____ AVAILABLE DATA

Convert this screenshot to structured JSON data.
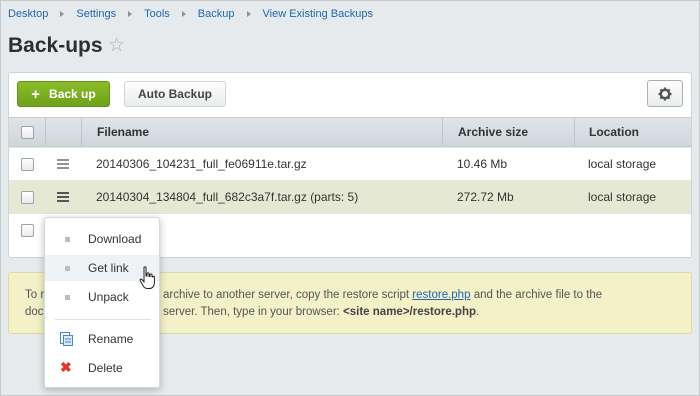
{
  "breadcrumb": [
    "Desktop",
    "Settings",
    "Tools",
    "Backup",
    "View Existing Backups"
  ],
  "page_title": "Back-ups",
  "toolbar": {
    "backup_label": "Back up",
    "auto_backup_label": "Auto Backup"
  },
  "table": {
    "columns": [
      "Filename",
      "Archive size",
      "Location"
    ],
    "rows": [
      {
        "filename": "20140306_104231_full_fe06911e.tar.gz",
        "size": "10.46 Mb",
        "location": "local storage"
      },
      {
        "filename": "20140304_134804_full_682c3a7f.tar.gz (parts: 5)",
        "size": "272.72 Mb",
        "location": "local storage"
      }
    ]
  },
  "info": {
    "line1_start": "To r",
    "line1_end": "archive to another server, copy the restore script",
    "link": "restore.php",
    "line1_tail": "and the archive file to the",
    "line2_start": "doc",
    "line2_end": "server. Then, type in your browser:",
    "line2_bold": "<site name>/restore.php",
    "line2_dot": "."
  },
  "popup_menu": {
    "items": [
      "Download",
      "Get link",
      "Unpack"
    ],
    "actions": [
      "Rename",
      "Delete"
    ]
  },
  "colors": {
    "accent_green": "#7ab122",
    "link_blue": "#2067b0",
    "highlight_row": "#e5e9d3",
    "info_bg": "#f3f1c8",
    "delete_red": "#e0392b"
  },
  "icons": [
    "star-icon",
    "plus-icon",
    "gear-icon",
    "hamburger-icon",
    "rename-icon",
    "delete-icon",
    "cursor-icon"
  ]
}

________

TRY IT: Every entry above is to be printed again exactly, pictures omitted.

EXERCISE RESULT:
Convert this screenshot to structured JSON data.
{
  "breadcrumb": [
    "Desktop",
    "Settings",
    "Tools",
    "Backup",
    "View Existing Backups"
  ],
  "page_title": "Back-ups",
  "toolbar": {
    "backup_label": "Back up",
    "auto_backup_label": "Auto Backup"
  },
  "table": {
    "columns": [
      "Filename",
      "Archive size",
      "Location"
    ],
    "rows": [
      {
        "filename": "20140306_104231_full_fe06911e.tar.gz",
        "size": "10.46 Mb",
        "location": "local storage"
      },
      {
        "filename": "20140304_134804_full_682c3a7f.tar.gz (parts: 5)",
        "size": "272.72 Mb",
        "location": "local storage"
      }
    ]
  },
  "info": {
    "line1_start": "To r",
    "line1_end": "archive to another server, copy the restore script",
    "link": "restore.php",
    "line1_tail": "and the archive file to the",
    "line2_start": "doc",
    "line2_end": "server. Then, type in your browser:",
    "line2_bold": "<site name>/restore.php",
    "line2_dot": "."
  },
  "popup_menu": {
    "items": [
      "Download",
      "Get link",
      "Unpack"
    ],
    "actions": [
      "Rename",
      "Delete"
    ]
  },
  "colors": {
    "accent_green": "#7ab122",
    "link_blue": "#2067b0",
    "highlight_row": "#e5e9d3",
    "info_bg": "#f3f1c8",
    "delete_red": "#e0392b"
  },
  "icons": [
    "star-icon",
    "plus-icon",
    "gear-icon",
    "hamburger-icon",
    "rename-icon",
    "delete-icon",
    "cursor-icon"
  ]
}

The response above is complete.